UNEP facilitating Belgrade’s participation in two UN SE4All initiatives: BEA and DES workshops
Workshops on two UN Environment’s projects that will help Serbian capital to improve energy efficiency in buildings and district heating system were held during the Energy Week in Belgrade.
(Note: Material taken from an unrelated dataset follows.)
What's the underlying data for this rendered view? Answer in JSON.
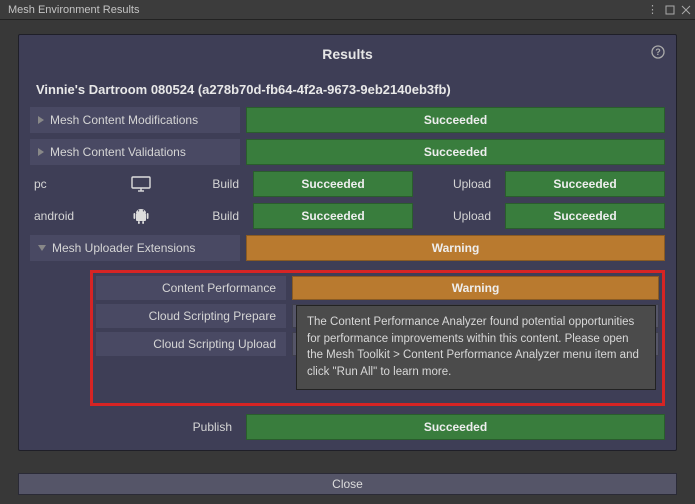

Belgrade is the only city in the world that participates in both UNEP initiatives.
The Building Efficiency Accelerator (BEA) and Global District Energy in Cities (DES) initiatives are part of the UN Sustainable Energy for All (SE4All) initiative, and Belgrade is the only city in the world which participates in both initiatives, Sonja Maličević, the representative of the UNEP’s Office in Vienna, said at the workshop on BEA initiative held during the Energy week.
She said that for the 2016-2017 period Belgrade has been selected as one of 6 cities to enter into a so-called deep dive partnership with BEA, adding that Belgrade also joined DES initiative in 2016.
Eric Mackers from the World Resources Institute (WRI), which coordinates BEA, said that the SE4All initiative is focused on achieving the goal of sustainable energy by 2030, while doubling the rate of energy efficiency is core focus of BEA work.
“Building efficiency is important for at least three reasons: the large impact – buildings account for about one third of the demand for energy in the world, the large potential – projection shows that at least one third of energy use can be reduced in buildings by 2050. It is also a cost-effective investment,” he said.
Mackers pointed out that it also provides benefits to people across social, economic and environmental perspective.
He said that there are many barriers on the path but that BEA is focused on developing new partnerships across the public, private and civil society sectors, and understanding how important is to collaborate and find together ways to overcome those barriers.
BEA partnership provides various kinds of support such as support in local action prioritization or assistance of local network experts. It also helps cities and buildings to connect with funding and finance opportunities, provides international collaboration and enables cities to exchange experiences.
“We see ourselves in this global partnership as a kind of intermediary between these big, ambitious global goals and decision makers and those who have to implement those goals”, he said.
What are the cities committed to do
When cities join BEA they commit to implement one enabling policy and one demonstration project and to develop method to track progress toward goals they have set. Based on that they should then develop a system for continuous improvement of energy efficiency, Mackers said.
Jelena Živković, BEA technical advisor, said that in case of Belgrade guidelines for the implementation of procedures in renovation projects are to be adopted as enabling policy.
Miodrag Grujić from the City’s Secretariat for Environmental Protection said that it was decided to conduct a demonstration project in the primary school “Vlada Obradović Kameni” due to its poor energy performance.
Petar Vasiljević from Belgrade district heating company, Beogradske elektrane (BE), said that building efficiency is precondition for developing an efficient and sustainable district heating system. He said that the buildings renovation in Belgrade could deliver savings which equal 1,000 MW of installed capacity.
Energy mapping of Belgrade
At the workshop on energy mapping for district heating, organized to facilitate Belgrade’s participation in District Energy in Cities Initiative or DES, Romanas Savickas from the UNEP’s Office in Copenhagen said that information are needed to identify potential and make decisions on increasing energy efficiency. He said that city of Amsterdam has the Energy Atlas while London has its Heat Map.
Energy maps contain various data such as energy consumption, type and density of buildings, large energy users, types of heating utilities, he said.
Bojan Bogdanović, Deputy Director of Engineering at Belgrade district heating company Beogradske elektrane, said that Belgrade’s advantage to London and Amsterdam is that the Serbian capital has developed heating network which covers 50 percent of inhabitants and city’s center.
Bogdanović also announced a “very ambitious project” on energy mapping of Belgrade.
He said that Beogradske elektrane plans to work with the UNEP on developing and implementing several of its goals, such as a study on connecting heating areas.